Both the Byzantine nature of the Michigan presidential primary — as well as the crucial importance of the January 15 contest — were underscored by the news that one of Mike Huckabee’s major boosters in the primary is actually supporting Barack Obama for President.
State Rep. LaMar Lemmons of Detroit, a Democrat and African-American, recently unveiled “Democrats for Huckabee” to urge crossover votes for the former Arkansas governor January 15. In a state with no party registration, crossovers from one party without a presidential contest to another can have an impact; in 1972, thousands of Water Wonderland Republicans crossed over to give George Wallace a commanding win in the Democratic presidential primary.

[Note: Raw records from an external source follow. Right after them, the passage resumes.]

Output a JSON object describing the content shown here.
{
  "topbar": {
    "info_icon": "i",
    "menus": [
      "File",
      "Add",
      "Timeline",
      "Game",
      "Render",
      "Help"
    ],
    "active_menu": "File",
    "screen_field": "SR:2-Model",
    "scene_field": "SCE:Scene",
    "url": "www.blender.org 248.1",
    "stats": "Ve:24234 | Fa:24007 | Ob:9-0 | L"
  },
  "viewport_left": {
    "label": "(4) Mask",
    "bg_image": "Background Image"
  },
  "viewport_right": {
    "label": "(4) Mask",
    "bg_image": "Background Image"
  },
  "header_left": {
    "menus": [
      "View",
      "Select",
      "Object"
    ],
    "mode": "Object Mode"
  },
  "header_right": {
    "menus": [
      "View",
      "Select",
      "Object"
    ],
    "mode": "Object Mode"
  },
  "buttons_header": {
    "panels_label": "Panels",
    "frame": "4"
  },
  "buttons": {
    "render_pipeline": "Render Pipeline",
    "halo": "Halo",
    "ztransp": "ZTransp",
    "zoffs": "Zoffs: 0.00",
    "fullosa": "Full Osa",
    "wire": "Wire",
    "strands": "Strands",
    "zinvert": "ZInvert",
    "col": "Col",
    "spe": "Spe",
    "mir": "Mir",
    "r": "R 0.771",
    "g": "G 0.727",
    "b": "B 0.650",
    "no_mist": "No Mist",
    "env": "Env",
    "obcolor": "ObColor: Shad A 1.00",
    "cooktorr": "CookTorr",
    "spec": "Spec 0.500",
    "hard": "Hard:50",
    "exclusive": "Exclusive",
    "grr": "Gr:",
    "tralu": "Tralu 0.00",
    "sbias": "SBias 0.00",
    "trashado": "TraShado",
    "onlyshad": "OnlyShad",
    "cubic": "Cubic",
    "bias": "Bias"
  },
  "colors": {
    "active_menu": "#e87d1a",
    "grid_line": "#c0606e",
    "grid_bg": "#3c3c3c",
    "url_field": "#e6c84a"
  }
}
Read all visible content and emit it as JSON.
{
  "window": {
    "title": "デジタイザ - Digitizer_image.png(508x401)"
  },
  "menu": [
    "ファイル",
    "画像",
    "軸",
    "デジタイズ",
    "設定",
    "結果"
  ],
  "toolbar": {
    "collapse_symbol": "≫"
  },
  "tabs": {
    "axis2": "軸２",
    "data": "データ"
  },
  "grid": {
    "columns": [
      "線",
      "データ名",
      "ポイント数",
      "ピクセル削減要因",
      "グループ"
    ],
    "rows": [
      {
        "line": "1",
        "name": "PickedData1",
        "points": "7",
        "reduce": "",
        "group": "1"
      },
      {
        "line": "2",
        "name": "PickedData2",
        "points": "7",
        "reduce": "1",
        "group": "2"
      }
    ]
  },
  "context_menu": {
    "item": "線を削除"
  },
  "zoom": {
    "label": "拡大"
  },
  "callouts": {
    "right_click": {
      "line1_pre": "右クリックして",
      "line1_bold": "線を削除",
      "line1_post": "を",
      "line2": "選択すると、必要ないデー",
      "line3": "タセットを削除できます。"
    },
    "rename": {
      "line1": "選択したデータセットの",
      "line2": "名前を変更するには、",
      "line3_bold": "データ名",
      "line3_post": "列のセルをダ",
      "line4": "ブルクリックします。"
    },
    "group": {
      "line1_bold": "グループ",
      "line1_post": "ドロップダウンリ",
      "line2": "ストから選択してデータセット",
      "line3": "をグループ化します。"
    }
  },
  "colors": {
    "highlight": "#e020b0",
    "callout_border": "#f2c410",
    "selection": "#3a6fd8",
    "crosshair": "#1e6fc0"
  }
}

In 2000, Democrats eager to embarrass then-Republican Gov. John Engler came over in droves to put John McCain over the top against Engler’s candidate, George W. Bush. One of the ringleaders of the crossover campaign was a group that worked in the inner city known as “Democrats Out To Get Engler” (DOG) and its kingpin was — are you sitting? — LaMar Lemmons.
Lemmons told reporters Tuesday that the push for Republican Huckabee was prompted by the dearth of choices on the Democratic side of the Jan. 15 primary ballot. Lemmons said he himself supports Barack Obama, who chose not to run in Michigan. But Lemmons likes his tormenting and wants to turn out Democratic votes for Huckabee because, as he told the Detroit Free Press, “"the Republican establishment supports [Mitt] Romney and McCain.”
There is no way to gauge how much this mischief-making can hurt the Republican presidential candidates, as the race is extremely close. According to the latest Detroit News poll, native Michiganian Romney holds a slim 21% to 19% lead over Huckabee among likely primary voters, with 12% going to Rudy Giuliani and 10% to McCain. Voters who consider themselves evangelical conservatives comprised 25-to-30% of likely primary voters in 2000 and next year, that figure is expected to rise to about 40%.